  2. Good boards lead on high-level issues, and leave implementation to the staff.
  3. Nimble governance requires guidance from a strategic plan, good communication, and caution to avoid insider thinking (what I hear described as an “echo chamber”).
  4. Good leaders must have personal courage. The examples discussed were to get boards back on track and ruffle feathers when necessary.
  5. Narrow your focus. Pick 3-6 things your organization or office can do better than anyone, and devote your resources to this.

Marketing and Communicating

  1. “Strategy” and “brand” are what we do; “culture” is how we do it.
  2. A lot of attention is being paid to the “millennial” generation, but don’t lose sight of engaging Generation Xers: those ages 33-52.
  3. Celebrate successes! (Let me suggest cupcakes.
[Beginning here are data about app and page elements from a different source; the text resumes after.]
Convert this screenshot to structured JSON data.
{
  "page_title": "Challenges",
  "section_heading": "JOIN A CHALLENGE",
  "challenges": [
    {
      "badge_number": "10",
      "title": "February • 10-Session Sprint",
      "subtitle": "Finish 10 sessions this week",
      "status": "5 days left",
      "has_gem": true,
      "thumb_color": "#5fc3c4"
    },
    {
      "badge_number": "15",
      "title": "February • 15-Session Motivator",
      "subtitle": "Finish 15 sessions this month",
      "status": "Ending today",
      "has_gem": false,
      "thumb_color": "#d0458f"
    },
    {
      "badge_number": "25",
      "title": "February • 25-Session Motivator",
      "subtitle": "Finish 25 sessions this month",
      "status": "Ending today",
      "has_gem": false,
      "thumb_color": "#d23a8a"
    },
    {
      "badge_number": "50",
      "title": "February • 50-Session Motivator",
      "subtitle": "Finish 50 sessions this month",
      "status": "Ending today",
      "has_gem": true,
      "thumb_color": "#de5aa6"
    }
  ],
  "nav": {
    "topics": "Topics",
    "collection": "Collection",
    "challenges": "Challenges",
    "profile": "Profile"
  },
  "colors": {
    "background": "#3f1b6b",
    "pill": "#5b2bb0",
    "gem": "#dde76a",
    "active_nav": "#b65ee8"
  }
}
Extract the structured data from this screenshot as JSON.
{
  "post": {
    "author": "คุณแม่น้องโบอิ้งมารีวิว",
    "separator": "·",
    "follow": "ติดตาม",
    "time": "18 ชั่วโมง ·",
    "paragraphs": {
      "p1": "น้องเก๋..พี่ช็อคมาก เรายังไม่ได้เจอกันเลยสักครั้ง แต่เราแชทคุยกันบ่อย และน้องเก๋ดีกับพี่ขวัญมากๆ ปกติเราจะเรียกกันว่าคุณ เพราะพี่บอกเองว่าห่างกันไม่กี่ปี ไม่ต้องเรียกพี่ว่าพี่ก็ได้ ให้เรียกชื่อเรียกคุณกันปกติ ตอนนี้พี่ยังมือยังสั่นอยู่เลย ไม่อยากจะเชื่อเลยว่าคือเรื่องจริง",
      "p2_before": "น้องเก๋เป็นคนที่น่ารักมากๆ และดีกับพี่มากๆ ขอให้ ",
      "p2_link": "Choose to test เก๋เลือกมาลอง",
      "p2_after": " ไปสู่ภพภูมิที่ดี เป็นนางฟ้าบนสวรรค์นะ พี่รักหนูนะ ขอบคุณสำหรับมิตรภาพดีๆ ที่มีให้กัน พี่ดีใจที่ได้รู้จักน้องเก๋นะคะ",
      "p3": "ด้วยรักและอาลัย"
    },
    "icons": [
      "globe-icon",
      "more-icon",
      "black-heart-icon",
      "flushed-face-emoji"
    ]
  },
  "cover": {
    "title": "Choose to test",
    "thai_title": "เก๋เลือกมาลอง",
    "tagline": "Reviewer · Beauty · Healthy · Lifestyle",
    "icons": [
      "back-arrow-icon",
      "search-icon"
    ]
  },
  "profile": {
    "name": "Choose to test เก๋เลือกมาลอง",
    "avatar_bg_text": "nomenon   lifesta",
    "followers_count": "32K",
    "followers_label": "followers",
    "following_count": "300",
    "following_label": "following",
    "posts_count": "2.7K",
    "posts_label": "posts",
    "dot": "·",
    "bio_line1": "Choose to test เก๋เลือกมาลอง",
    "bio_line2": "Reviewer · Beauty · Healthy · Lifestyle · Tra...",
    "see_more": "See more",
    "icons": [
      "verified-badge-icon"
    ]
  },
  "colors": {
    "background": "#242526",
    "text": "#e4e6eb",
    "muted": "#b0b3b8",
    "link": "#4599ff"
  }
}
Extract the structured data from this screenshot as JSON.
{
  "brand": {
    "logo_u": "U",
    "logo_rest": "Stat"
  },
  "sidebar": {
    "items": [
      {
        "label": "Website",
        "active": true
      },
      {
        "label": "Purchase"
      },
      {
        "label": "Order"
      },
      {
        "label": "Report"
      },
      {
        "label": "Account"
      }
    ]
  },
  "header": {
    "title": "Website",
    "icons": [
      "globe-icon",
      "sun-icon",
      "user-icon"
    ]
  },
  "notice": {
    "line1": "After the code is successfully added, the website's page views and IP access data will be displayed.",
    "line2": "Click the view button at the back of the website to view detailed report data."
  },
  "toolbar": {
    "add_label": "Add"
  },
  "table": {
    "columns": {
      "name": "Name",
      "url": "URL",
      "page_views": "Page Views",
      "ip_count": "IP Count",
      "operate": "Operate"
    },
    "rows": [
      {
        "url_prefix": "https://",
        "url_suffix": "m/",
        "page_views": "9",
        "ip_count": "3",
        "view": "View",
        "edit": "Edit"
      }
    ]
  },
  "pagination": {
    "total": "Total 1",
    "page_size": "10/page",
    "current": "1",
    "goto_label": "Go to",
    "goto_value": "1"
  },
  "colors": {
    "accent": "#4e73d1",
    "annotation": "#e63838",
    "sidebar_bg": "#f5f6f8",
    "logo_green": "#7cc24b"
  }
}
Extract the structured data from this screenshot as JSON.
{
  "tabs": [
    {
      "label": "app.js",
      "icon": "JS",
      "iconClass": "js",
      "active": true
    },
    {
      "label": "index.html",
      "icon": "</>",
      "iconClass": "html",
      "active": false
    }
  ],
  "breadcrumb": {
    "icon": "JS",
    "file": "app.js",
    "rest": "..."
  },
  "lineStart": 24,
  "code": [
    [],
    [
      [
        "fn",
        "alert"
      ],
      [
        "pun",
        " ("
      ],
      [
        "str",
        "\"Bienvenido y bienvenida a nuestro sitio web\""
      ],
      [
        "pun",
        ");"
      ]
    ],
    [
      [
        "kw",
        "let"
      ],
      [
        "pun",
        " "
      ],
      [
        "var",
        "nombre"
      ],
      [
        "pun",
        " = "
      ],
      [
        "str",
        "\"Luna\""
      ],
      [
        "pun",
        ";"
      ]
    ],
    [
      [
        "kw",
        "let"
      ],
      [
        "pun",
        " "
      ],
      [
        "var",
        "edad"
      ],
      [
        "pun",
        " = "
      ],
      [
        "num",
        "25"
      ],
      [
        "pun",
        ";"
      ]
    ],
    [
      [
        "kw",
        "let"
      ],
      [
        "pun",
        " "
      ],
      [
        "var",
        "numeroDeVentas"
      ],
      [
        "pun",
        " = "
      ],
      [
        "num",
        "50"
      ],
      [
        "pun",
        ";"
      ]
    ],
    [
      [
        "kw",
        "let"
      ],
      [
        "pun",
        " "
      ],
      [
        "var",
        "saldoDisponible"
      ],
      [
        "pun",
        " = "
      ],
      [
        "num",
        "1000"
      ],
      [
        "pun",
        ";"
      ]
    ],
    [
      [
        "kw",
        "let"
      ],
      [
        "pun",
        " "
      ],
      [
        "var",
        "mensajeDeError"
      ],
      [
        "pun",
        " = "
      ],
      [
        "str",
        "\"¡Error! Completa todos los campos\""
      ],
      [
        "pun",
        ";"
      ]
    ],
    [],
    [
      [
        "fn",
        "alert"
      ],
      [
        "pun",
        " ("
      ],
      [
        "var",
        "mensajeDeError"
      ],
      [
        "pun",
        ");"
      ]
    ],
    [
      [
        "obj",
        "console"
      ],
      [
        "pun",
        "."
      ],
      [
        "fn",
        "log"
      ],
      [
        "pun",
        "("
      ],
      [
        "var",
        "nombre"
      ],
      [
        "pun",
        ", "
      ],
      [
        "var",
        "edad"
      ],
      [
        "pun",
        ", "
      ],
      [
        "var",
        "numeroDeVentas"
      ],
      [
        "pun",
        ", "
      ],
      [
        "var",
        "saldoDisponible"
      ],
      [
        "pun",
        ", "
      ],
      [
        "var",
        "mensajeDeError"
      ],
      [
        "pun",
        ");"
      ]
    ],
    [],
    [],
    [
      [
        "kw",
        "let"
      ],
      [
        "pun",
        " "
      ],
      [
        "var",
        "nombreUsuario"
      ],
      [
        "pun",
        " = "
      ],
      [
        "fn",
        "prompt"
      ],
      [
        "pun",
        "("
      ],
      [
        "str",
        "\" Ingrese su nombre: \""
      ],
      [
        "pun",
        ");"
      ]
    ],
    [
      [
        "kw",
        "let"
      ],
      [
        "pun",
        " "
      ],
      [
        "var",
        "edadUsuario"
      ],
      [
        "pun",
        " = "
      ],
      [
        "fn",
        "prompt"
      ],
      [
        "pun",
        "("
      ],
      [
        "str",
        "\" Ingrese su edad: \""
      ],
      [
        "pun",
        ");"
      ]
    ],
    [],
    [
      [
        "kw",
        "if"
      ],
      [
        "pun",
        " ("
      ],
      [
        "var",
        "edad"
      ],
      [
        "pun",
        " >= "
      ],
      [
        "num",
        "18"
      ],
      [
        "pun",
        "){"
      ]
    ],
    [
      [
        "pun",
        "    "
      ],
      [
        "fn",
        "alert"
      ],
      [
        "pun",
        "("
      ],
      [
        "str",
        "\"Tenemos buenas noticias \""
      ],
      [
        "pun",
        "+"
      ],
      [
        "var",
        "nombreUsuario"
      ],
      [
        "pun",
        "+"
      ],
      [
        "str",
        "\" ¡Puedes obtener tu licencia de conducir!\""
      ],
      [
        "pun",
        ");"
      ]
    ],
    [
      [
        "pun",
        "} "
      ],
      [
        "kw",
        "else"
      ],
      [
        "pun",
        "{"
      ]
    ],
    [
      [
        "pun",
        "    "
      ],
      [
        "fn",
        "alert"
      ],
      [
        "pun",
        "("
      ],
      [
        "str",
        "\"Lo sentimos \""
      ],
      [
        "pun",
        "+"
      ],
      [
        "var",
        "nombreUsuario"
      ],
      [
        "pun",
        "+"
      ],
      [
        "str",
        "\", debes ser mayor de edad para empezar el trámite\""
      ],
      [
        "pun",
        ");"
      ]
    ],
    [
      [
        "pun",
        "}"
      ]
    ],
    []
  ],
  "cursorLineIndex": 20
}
Who doesn’t love a cupcake?) Thank your members/staff/colleagues for what they do, and when possible, thank them publicly.
  4. Tech tips: x.ai uses artificial intelligence to schedule meetings for you ($30/month); Simply File uses artificial intelligence to file e-mails in Outlook; Wunderlist is task software that makes multiple lists for you (free); Wordrake is software that cleans your writing, making it more direct and concise; iStock by Getty Images offers royalty-free stock photographs and art that can be used for your website and other marketing purposes.
  5. “This is a great idea; send me more info to share with the board/organization/office/leadership” is a better response than an outright no, or making a promise you can’t keep.
  6. Give your clients a heads up about your new leadership role, and ask for their buy-in: their support, patience, and (when possible), flexibility. Tell your co-workers that you’re available for work and projects (you can’t stop working for an entire year or two), but that you may be keeping odd hours.
  7. Become skilled at telling the story of your organization. Toastmasters is a great provider of this type of training (public speaking, messaging, etc.).
  8. Provide clear and multiple paths for your members to get involved.

I challenge you to implement at least one of these ideas into your daily practice over the next six months. Together we can build a better community of leaders.

Heather Culp is an attorney at Essex Richards, P.A., a law firm in Charlotte, N.C., celebrating its 40th anniversary.  Learn more about her and Essex Richards at www.essexrichards.com. She is President-Elect of the Mecklenburg County Bar, an association of more than 5400 attorneys headquartered in Charlotte.  Learn more about the Mecklenburg County Bar at www.meckbar.org.